Nuts & bolts of the situation: chronic productive cough, green sputum
occasionally hemoptysis, SOB, chills & night sweats - all indicating
an infection but is afebrile with only slight increased RR and elevated WBC.
CT shows Right sided emboli but also shows
changes in the Left lung consistent with chronic bronchial and alveolar
disease (bronchial wall thickening, mucus plugging and bronchial
secretions on the L side + patchy bibasilar atelectasis).
Treated for emboli with ongoing cough, pleurisy,
sputum and intermittent Sob, wheeze. Mounts a fever 102 on Day #2 with
negative CXR, but WBC increases over following days with CXR showing
haziness in left lower lung Day #5. Procalcitonin
is negative as are blood cultures. Started on Levaquin and
The chronic green sputum, cough
and chills are not explained by acute PE. The abn CT lung is not
Conclusion: Most likely this is acute PE with
chronic bronchiectasis and acute infective bronchitis. This is a
hospital complication definitely but doubt that it is a pneumonia.
The discussion continued to include:
- the inciting reasons for the 3rd chest x-ray
were fatigue/tachycardia which are very nonspecific
- So if a patient comes in with infective bacterial bronchitis which
progresses to PNA during hospital admission, is that a hospital acquired
PNA? I guess technically it is but the wording does not reflect the
situation as it implies the patient picked up the infection in the hospital
which this patient likely did not.
- how long does it take from onset of symptoms to imaging findings in pneumonia typically on CXR? How soon does a PNA show on
a CT scan vs CXR? : a Pulmonologist joins in with: CXR can lag by as much as 5 days depending on the fluid status and the
technique (portable versus proper position versus penetration). The CT
scan shows abn earlier but there hasn’t been a specific study of time
course as far as I
know. CT PE is not the best for PNA, and “ground glass” may be an

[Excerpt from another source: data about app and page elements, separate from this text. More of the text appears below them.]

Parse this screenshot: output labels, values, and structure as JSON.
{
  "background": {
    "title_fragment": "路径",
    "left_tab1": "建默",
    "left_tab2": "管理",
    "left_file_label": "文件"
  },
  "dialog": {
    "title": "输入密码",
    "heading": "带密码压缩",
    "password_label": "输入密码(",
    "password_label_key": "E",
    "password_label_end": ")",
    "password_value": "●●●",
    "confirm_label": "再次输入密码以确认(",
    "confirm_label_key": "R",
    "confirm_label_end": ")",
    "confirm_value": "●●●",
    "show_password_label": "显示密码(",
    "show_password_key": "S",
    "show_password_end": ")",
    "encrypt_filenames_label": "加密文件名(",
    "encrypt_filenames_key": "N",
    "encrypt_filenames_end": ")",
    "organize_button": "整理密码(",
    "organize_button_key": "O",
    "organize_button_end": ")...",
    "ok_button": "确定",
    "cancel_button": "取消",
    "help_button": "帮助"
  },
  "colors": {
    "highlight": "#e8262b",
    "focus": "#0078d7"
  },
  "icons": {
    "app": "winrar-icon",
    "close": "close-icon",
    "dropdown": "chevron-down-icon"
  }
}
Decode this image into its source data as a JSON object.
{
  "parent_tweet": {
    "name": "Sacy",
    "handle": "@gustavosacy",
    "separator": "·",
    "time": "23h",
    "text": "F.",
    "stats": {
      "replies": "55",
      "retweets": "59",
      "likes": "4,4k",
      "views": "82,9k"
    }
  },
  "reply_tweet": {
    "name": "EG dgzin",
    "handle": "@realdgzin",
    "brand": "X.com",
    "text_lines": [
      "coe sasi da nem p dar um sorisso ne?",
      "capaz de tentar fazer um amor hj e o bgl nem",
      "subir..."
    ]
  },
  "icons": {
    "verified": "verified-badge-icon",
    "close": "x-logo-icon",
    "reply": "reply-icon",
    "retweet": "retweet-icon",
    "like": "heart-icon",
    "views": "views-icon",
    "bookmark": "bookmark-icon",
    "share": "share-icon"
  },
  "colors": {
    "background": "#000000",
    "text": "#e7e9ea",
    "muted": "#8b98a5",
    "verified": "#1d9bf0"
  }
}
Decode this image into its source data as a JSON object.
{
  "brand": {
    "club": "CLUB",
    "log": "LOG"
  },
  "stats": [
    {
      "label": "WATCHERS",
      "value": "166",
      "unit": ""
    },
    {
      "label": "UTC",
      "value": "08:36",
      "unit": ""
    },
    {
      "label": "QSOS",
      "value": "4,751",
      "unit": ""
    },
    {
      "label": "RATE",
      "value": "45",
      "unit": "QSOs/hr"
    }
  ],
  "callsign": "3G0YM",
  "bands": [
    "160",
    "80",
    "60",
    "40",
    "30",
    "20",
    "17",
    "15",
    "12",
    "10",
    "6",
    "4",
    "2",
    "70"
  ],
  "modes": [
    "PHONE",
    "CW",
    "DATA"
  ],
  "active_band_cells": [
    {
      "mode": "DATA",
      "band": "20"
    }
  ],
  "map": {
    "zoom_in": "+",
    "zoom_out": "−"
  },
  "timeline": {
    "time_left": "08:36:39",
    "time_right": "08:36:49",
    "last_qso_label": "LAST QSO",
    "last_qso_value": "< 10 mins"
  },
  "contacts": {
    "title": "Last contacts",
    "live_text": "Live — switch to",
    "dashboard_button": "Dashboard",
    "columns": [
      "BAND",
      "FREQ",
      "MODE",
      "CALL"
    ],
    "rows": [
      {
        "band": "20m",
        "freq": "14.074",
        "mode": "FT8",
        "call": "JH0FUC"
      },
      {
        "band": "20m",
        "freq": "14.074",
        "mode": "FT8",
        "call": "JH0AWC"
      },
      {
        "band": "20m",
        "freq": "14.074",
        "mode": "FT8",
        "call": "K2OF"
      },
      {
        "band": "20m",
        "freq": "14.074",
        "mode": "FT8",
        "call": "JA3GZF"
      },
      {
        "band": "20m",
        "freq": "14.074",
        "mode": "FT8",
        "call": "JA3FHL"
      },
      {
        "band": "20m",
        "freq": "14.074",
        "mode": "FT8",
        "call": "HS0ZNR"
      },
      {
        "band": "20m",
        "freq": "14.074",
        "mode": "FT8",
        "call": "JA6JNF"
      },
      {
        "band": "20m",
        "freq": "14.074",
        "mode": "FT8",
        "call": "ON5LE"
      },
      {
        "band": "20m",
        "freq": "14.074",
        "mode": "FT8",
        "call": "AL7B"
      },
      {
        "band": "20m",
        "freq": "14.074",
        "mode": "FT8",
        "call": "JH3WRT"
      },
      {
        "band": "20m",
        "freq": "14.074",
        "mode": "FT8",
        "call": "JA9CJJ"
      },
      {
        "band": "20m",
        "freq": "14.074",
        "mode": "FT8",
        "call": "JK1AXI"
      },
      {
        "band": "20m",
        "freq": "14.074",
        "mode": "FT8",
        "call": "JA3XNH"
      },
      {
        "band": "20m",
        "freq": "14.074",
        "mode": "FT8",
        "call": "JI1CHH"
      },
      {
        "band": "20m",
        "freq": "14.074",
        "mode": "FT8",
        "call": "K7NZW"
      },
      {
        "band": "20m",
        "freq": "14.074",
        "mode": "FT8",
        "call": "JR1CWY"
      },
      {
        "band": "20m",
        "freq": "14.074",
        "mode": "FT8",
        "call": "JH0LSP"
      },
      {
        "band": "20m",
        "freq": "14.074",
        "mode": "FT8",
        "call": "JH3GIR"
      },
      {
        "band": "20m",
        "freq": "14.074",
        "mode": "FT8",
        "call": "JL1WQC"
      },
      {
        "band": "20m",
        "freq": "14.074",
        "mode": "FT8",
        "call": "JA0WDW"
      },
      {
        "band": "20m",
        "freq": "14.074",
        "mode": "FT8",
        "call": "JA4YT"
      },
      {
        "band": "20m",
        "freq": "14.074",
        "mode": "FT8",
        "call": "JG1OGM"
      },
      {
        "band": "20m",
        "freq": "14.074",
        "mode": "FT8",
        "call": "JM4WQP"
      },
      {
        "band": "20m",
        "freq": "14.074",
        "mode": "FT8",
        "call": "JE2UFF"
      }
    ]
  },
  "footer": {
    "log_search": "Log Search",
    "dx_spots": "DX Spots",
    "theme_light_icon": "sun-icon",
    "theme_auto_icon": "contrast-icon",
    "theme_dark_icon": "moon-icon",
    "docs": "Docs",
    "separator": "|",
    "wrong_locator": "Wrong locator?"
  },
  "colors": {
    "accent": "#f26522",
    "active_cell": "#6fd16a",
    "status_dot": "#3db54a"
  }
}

alveolitis versus bronchiolitis versus early pneumonitis.
- "This is a
hospital complication definitely "...Is it? It was POA!
Clearly there is an infection from the start (be it viral or bacterial).
line question: how do we code the presumed bacterial PNA that was
treated after day 5? It clearly was in evolution since before